Correction: MASS::glmmPQL, not mgcv::
On 1. Aug 2017, 22:07 +0200, Sama Winder <[hidden email]>, wrote: > Hi all, > > I am running several fairly complicated presence/absence (binary) > models, each of which includes ~700 data points and between 8 and 13 > predictor variables (a mix of continuous and factor variables). > > I'm using logistic regression, and first fit these without spatial > effects using glm(). Since we're concerned about residual spatial > autocorrelation, I also added spatial effects (with an exponential > correlation structure) in spGLM. After a few attempts and many > (500,000) iterations, these appear to be converging quite nicely. > > However, the sigma^2 values are much bigger than we expected (35, 50, > 100). As a result (I suspect), my parameter coefficients are also much > more extreme than they were in the non-spatial models.
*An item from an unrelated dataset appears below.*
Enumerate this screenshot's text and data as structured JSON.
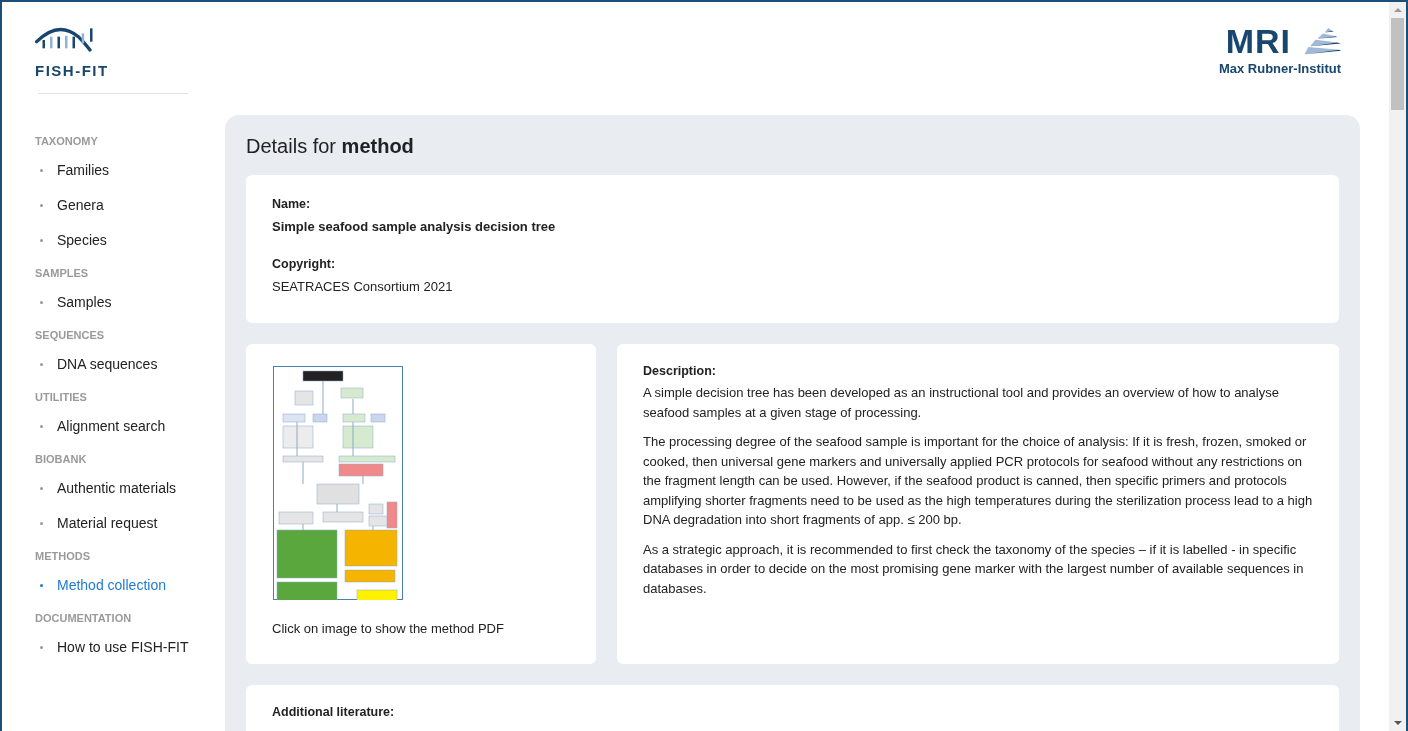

For example, > without the spatial term my coefficients ranged from about -1.5 to > 1.5, and now they range from -5 to 7. Since this is on the logistic > scale, these result in nearly perfect 0 or 1 predicted probabilities. > > This feels like something has gone wrong, but I'm having trouble > placing my finger on exactly what. If not, what is the interpretation? > (As a side note, the phi values are within the range we expected). > > Any insights would be greatly appreciated! > > Thanks, > Sama > > Sama Winder > MS Statistics > University of Alaska, Fairbanks > > _______________________________________________ > R-sig-Geo mailing list > [hidden email] > https://stat.ethz.ch/mailman/listinfo/r-sig-geo [[alternative HTML version deleted]] _______________________________________________ R-sig-Geo mailing list [hidden email] https://stat.ethz.ch/mailman/listinfo/r-sig-geo |
Thanks Pat.
I will check out glmmPQL to see if I get similar results as I do in spBayes::spGLM, since that could certainly be instructive. Could you tell me more about how you fit the semivariograms? Specifically, which residuals do you use, and then which semivariogram function? I have explored this a bit but ran into a few threads suggesting that semivariograms were more appropriate for normal data and linear trends and never came to a solution I was happy with. And, if I don't hear back from anyone else perhaps I will try the r-sig-mixed-models group. Thanks! Sama On Tue, Aug 1, 2017 at 2:18 PM, Patrick Schratz <[hidden email]> wrote: > Correction: MASS::glmmPQL, not mgcv:: > > > On 1. Aug 2017, 22:07 +0200, Sama Winder <[hidden email]>, wrote: > > Hi all, > > I am running several fairly complicated presence/absence (binary) > models, each of which includes ~700 data points and between 8 and 13 > predictor variables (a mix of continuous and factor variables). > > I'm using logistic regression, and first fit these without spatial > effects using glm(). Since we're concerned about residual spatial > autocorrelation, I also added spatial effects (with an exponential > correlation structure) in spGLM. After a few attempts and many > (500,000) iterations, these appear to be converging quite nicely. > > However, the sigma^2 values are much bigger than we expected (35, 50, > 100). As a result (I suspect), my parameter coefficients are also much > more extreme than they were in the non-spatial models. For example, > without the spatial term my coefficients ranged from about -1.5 to > 1.5, and now they range from -5 to 7. Since this is on the logistic > scale, these result in nearly perfect 0 or 1 predicted probabilities. > > This feels like something has gone wrong, but I'm having trouble > placing my finger on exactly what. If not, what is the interpretation? > (As a side note, the phi values are within the range we expected). > > Any insights would be greatly appreciated! > > Thanks, > Sama > > Sama Winder > MS Statistics > University of Alaska, Fairbanks > > _______________________________________________ > R-sig-Geo mailing list > [hidden email] > https://stat.ethz.ch/mailman/listinfo/r-sig-geo _______________________________________________ R-sig-Geo mailing list [hidden email] https://stat.ethz.ch/mailman/listinfo/r-sig-geo |
Free forum by Nabble | Edit this page |